Representatives of the Albanian, Bosnian and Montenegrin diaspora in the United States have sent a letter to the US Congress and President Biden’s administration expressing concern over Serbia’s actions and calling for greater US engagement in maintaining peace and security in the Balkans.
Organizations and activists from these communities say they are alarmed about what they call an increase in the “militancy of the Serbian government” towards Kosovo, but also towards Bosnia and Herzegovina and Montenegro.
“As representatives of organizations and individuals, we observed a common danger we have from a state that is uprooting the peace and stability achieved in the Balkans,” activist Drilon Gashi, one of the signatories of the letter, told the Albanian service of the Voice of America, VOA.
The letter recalls that, only recently in Kosovo, “Serbian tanks, fighter jets and armored vehicles were deployed near the border with Kosovo”, after the Kosovo government imposed a new regime on vehicle license plates.
“When it comes to Kosovo, we see the need for greater American involvement to maintain the peace and security achieved in the region.
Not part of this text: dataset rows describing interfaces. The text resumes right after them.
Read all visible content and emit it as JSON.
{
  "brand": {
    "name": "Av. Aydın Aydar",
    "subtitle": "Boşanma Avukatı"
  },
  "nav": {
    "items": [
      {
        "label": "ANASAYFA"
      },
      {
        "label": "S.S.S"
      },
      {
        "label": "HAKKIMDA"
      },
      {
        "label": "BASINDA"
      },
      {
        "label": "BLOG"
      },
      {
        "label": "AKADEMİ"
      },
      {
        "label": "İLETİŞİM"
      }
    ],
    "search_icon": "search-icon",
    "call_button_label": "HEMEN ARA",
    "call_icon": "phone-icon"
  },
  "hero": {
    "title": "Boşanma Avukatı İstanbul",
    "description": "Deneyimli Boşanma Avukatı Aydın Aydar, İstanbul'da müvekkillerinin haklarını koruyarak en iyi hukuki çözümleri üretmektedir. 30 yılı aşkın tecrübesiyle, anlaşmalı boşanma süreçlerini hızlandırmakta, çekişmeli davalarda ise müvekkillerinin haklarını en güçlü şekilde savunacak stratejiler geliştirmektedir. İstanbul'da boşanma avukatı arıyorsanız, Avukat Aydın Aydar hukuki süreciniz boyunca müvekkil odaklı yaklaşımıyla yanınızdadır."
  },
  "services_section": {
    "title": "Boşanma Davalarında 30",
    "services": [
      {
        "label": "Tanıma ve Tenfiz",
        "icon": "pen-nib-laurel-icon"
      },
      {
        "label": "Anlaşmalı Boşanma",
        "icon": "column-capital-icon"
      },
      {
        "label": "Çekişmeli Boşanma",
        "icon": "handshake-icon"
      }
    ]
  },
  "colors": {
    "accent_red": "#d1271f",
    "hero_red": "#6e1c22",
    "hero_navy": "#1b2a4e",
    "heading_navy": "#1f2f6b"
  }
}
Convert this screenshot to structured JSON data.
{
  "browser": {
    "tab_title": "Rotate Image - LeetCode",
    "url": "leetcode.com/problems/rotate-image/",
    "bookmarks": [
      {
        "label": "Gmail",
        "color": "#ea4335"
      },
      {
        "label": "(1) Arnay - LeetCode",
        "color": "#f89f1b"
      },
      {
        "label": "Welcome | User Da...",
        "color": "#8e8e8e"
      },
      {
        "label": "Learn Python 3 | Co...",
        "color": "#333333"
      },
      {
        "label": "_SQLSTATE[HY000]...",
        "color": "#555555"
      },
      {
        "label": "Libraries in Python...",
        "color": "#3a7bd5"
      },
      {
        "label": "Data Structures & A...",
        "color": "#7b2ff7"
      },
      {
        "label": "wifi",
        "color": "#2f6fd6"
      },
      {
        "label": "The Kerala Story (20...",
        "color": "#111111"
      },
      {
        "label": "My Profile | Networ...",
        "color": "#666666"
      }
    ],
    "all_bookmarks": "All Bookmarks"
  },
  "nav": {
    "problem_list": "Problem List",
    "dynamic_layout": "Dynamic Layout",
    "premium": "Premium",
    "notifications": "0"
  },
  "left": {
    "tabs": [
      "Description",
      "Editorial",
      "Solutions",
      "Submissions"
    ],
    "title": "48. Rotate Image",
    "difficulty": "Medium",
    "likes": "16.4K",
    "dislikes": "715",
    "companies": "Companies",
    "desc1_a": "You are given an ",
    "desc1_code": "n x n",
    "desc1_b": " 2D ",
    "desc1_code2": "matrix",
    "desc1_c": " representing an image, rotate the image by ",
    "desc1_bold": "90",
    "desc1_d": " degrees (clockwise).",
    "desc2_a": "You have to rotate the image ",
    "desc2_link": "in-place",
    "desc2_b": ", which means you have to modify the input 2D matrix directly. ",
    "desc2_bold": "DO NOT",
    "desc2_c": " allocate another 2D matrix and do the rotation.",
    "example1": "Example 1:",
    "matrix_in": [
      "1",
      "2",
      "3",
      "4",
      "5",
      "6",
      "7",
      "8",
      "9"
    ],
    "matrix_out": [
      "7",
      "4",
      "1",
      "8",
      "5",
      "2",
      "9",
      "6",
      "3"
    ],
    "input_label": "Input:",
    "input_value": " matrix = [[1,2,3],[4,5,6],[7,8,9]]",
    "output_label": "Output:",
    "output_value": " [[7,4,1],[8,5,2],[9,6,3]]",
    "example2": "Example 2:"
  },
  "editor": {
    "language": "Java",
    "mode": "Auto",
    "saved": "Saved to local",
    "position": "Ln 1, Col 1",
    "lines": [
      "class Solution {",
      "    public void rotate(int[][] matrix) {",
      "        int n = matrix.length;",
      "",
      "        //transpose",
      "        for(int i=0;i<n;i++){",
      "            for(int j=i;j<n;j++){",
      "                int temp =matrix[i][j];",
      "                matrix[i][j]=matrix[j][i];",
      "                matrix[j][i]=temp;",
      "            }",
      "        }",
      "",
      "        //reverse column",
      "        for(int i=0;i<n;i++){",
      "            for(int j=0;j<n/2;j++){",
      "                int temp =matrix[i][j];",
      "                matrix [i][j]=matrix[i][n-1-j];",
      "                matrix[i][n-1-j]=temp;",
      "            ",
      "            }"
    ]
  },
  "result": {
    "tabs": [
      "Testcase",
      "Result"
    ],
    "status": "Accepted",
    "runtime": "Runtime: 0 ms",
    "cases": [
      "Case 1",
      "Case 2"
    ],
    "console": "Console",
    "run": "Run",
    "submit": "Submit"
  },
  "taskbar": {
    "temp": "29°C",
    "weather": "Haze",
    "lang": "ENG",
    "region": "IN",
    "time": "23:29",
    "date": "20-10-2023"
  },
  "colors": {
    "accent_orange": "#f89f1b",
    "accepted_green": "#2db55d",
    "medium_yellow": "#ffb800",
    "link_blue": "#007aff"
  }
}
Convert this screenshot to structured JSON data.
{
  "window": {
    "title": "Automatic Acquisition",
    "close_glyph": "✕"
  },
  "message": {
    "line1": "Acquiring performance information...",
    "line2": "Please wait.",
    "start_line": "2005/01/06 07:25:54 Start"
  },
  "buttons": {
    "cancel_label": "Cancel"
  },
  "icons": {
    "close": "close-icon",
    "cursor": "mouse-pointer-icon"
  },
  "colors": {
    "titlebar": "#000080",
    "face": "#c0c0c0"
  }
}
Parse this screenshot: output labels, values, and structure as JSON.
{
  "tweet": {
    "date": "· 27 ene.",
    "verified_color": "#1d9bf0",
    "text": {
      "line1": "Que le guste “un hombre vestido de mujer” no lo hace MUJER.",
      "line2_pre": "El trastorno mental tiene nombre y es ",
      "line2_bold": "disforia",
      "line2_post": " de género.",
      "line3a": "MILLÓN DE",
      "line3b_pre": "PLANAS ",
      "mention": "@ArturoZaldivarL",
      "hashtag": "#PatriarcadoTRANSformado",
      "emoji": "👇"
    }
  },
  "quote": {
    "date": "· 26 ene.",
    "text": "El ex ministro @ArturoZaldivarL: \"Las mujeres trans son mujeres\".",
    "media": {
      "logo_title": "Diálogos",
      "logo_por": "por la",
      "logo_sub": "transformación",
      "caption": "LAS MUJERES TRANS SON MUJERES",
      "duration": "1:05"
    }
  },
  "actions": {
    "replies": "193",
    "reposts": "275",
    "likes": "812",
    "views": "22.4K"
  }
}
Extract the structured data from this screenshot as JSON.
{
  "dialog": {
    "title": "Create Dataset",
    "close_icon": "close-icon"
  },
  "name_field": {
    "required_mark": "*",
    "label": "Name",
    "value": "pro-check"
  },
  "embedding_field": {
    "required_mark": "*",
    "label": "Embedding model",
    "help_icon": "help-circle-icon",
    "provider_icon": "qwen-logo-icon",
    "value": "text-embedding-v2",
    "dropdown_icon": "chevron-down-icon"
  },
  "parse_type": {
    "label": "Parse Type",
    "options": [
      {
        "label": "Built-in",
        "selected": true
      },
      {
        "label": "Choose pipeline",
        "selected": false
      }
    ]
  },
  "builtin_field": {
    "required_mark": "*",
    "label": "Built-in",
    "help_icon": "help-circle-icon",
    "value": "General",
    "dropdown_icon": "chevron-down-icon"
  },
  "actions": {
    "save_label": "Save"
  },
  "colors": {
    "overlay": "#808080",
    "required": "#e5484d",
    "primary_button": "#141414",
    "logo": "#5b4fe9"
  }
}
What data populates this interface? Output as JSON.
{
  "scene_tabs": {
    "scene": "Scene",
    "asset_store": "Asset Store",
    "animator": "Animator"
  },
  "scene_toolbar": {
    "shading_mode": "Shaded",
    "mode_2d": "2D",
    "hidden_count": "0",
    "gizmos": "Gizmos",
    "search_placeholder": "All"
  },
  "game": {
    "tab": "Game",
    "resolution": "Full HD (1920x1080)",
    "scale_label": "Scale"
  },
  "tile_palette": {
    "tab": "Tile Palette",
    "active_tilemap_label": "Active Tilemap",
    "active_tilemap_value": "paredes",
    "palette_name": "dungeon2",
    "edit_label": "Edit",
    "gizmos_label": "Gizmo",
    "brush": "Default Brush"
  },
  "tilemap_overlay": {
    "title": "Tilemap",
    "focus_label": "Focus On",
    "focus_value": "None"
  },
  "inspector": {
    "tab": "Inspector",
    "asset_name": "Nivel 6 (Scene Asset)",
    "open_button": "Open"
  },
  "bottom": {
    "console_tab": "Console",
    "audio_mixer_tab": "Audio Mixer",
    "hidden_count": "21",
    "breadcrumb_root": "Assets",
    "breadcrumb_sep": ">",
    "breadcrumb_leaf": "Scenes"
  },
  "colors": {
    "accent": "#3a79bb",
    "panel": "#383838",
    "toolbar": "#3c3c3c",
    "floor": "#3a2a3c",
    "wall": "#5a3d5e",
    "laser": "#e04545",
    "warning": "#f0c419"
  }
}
This means involvement in the ongoing dialogue process between Kosovo and Serbia,” Gashi said.
“”However, in terms of the wider region, it demands a greater ambition for faster membership, especially of Kosovo and Bosnia, of NATO,” he added.
Serbia’s ambassador to Washington, Marko Djuric, told VOA’s Serbian service that the letter does not necessarily represent the position of the majority.
“I am convinced that by the end of the year we will have more letters to Congress with a much higher number of signatories, focusing on positive topics, on our bilateral relations and on cooperation in the region in general,” he said.
The letter quotes, as another example, the escalation of tensions in Montenegro over the enthronement of a head of the Serbian Orthodox Church in Montenegro – and the efforts of Bosnian Serb presidency member Milorad Dodik, an ally of Serbian President Aleksandar Vucic, to boycott Bosnian state institutions, following the imposition in Bosnia of a law against the denial of genocide by the High Representative of the International Community.
Ambassador Djuriç rejected the idea that the Belgrade government promoted an ideology of “a Serbian world”, according to which “Serbia wants to present itself as a potential hegemon in the region”.
The European Union and the United States have repeatedly stressed the need for dialogue between Kosovo and Serbia. Mediated talks between the two countries over the license plates resulted in a temporary agreement.
Gashi insisted that the letter is not against dialogue. “Obviously this is one place where the arguments expressed in the letter can be taken further,” he said.
Organizations signing the letter include the Pan-Albanian-American Congress, Vatra and the Lukaj Foundation.
13 October 2021 - 15:23